PROBLEM REQUIREMENTS – Write out the records below exactly as they appear, skipping each picture.

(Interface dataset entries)
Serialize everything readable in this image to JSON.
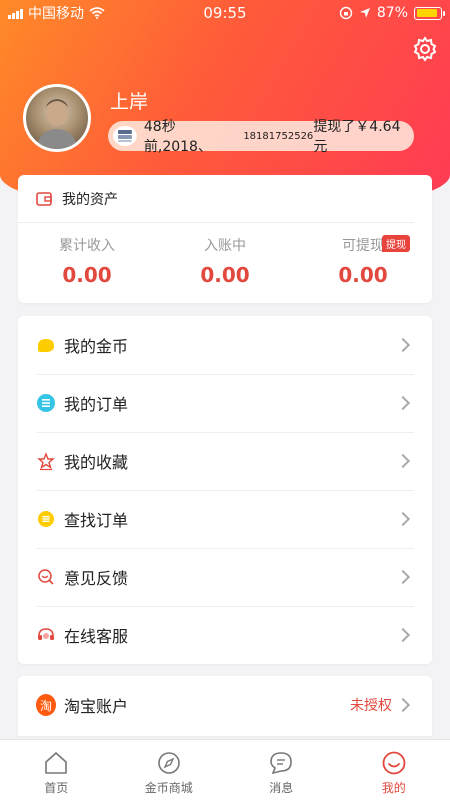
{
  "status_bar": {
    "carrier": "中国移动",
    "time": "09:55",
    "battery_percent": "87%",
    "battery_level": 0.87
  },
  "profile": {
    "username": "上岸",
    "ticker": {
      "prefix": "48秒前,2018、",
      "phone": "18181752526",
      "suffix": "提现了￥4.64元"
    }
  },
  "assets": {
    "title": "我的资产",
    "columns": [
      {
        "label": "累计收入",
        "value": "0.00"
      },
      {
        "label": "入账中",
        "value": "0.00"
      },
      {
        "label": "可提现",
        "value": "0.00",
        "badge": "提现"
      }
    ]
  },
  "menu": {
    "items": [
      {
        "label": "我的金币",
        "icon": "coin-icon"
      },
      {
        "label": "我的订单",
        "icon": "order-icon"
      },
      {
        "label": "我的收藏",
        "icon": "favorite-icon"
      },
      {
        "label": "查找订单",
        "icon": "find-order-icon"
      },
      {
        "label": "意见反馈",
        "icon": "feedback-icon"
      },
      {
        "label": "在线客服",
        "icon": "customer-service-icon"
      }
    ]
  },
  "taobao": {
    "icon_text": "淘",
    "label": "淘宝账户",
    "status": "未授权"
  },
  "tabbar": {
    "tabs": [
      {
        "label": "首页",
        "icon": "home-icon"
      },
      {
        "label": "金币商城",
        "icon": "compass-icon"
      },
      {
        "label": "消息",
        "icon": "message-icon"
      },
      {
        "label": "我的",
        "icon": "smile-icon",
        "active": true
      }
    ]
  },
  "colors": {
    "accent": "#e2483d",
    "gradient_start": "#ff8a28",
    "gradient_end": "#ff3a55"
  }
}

ANSWER TO THIS TASK –
Serialize everything readable in this image to JSON.
{
  "status_bar": {
    "carrier": "中国移动",
    "time": "09:55",
    "battery_percent": "87%",
    "battery_level": 0.87
  },
  "profile": {
    "username": "上岸",
    "ticker": {
      "prefix": "48秒前,2018、",
      "phone": "18181752526",
      "suffix": "提现了￥4.64元"
    }
  },
  "assets": {
    "title": "我的资产",
    "columns": [
      {
        "label": "累计收入",
        "value": "0.00"
      },
      {
        "label": "入账中",
        "value": "0.00"
      },
      {
        "label": "可提现",
        "value": "0.00",
        "badge": "提现"
      }
    ]
  },
  "menu": {
    "items": [
      {
        "label": "我的金币",
        "icon": "coin-icon"
      },
      {
        "label": "我的订单",
        "icon": "order-icon"
      },
      {
        "label": "我的收藏",
        "icon": "favorite-icon"
      },
      {
        "label": "查找订单",
        "icon": "find-order-icon"
      },
      {
        "label": "意见反馈",
        "icon": "feedback-icon"
      },
      {
        "label": "在线客服",
        "icon": "customer-service-icon"
      }
    ]
  },
  "taobao": {
    "icon_text": "淘",
    "label": "淘宝账户",
    "status": "未授权"
  },
  "tabbar": {
    "tabs": [
      {
        "label": "首页",
        "icon": "home-icon"
      },
      {
        "label": "金币商城",
        "icon": "compass-icon"
      },
      {
        "label": "消息",
        "icon": "message-icon"
      },
      {
        "label": "我的",
        "icon": "smile-icon",
        "active": true
      }
    ]
  },
  "colors": {
    "accent": "#e2483d",
    "gradient_start": "#ff8a28",
    "gradient_end": "#ff3a55"
  }
}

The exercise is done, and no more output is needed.